On 20 and 21 August 2015, after four rockets hit the Golan Heights and Upper Galilee, Israel launched airstrikes in Syria, killing several militants.[18]

See also[edit]


  1. ^ "Israel targeted Russian-made missiles in Syria, US officials say". The Guardian. 14 July 2013.
  2. ^ a b Kais, Roi (6 July 2013). "Mysterious explosion hits Assad munitions cache in Latakia". Ynetnews.
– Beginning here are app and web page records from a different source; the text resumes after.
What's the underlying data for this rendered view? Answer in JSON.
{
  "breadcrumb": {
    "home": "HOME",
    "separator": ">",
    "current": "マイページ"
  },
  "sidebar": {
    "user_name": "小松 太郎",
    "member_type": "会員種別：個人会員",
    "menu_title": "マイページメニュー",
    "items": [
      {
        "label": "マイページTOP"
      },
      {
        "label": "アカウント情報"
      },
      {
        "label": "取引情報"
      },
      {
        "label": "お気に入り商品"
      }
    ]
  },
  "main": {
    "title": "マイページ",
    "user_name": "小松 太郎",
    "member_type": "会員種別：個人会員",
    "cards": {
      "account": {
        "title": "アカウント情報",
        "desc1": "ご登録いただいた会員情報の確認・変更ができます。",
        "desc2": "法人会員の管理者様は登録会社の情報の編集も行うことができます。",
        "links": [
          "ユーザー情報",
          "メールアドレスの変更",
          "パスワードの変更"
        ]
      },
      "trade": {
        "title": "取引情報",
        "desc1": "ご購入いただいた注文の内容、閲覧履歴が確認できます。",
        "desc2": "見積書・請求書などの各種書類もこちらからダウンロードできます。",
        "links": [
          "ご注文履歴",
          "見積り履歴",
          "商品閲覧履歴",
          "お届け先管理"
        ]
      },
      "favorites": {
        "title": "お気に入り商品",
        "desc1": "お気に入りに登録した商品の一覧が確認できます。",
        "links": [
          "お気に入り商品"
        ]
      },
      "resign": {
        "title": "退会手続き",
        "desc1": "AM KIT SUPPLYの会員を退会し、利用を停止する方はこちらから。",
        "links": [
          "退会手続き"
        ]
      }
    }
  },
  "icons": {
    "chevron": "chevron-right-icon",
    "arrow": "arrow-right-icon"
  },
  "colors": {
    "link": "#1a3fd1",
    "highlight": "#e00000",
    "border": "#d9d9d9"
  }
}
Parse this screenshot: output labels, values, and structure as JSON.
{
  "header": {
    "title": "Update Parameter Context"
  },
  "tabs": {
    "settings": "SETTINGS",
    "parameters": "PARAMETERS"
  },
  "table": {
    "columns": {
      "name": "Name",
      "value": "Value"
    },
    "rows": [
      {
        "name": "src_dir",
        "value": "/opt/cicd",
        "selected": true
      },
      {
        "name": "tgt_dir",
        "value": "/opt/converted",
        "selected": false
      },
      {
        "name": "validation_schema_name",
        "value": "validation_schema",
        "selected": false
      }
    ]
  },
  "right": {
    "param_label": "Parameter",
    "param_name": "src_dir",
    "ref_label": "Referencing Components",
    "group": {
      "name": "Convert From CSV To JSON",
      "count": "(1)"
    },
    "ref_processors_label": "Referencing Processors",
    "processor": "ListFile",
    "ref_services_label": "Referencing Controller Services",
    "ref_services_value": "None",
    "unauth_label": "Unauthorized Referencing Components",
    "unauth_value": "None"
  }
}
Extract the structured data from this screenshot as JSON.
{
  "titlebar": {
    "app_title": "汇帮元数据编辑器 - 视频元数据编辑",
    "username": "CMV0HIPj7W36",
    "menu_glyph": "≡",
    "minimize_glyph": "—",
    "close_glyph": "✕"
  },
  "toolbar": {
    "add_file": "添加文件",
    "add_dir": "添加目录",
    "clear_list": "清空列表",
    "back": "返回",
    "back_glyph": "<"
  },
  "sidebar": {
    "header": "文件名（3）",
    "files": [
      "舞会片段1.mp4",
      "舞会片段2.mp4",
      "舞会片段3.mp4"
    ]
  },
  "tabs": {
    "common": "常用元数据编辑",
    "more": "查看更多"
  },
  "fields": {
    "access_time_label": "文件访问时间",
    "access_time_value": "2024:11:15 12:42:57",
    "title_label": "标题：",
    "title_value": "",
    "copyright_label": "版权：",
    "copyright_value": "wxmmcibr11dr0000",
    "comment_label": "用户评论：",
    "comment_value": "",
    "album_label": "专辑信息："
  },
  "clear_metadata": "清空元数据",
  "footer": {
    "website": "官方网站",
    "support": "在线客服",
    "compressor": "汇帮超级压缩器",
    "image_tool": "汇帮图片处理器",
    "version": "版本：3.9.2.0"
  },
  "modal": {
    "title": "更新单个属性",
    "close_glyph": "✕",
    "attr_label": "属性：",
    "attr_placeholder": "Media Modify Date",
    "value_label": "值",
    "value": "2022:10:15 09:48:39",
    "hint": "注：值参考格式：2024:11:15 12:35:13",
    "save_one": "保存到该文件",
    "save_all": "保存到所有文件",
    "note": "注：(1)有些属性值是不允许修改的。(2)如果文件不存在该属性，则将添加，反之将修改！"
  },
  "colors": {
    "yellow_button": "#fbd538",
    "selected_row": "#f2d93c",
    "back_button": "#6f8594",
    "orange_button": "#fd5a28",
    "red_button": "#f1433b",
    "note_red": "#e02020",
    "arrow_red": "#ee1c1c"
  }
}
Retrieved 7 March 2014. 
  3. ^ "Israel airstrike targeted advanced missiles that Russia sold to Syria, U.S. says". The New York Times. 13 July 2013.
  4. ^ "Israeli submarine strike hit Syrian arms depot". The Jerusalem Post. 14 July 2013.
  5. ^ "The explosions in Latakia: Before and after". Israel Defense. 13 July 2013.
  6. ^ "Israel Airstrike Targeted Advanced Missiles That Russia Sold to Syria, U.S. Says", New York Times. 14 July 2013
  7. ^ Israel blamed for airstrikes at Syrian missile base". Christian Science Monitor. 31 October 2013.
  8. ^ Israeli planes said to hit missile site in Syria The Times of Israel. 27 January 2014
  9. ^ Report: Hezbollah militants killed in Israeli strike Yedioth Ahronoth. 24 February 2014
  10. ^ "Syria: Israeli warplanes strike targets near Damascus". The Jerusalem Post. 7 December 2014. 
  11. ^ "Report: Two Hezbollah operatives killed in Sunday's alleged IAF strikes in Syria". The Jerusalem Post. 8 December 2014. 
  12. ^ "Region on edge after Israel's deadly strike". Daily Star. 2015-01-19. 
  13. ^ "Report: Six Iranians killed in Israeli strike in Syria, including Revolutionary Guards general". Jerusalem Post. 2015-01-19. 
  14. ^ "Israel reportedly hits Hezbollah, Assad targets in Syria". The Times of Israel. 
  15. ^ "Report: IAF strike in Syria targeted Hezbollah members and fighters under Lebanese terrorist Kuntar". Jerusalem Post. 
  16. ^ "Second reported IAF strike: Damascus says Israel strikes pro-Syrian Palestinian militia". Jerusalem Post. 
  17. ^ "Terrorist Kuntar reportedly killed trying to enlist Druse support for Assad, Hezbollah". Jerusalem Post. 
  18. ^ "IAF strikes in Syria, kills rocket launchers". Ynet News.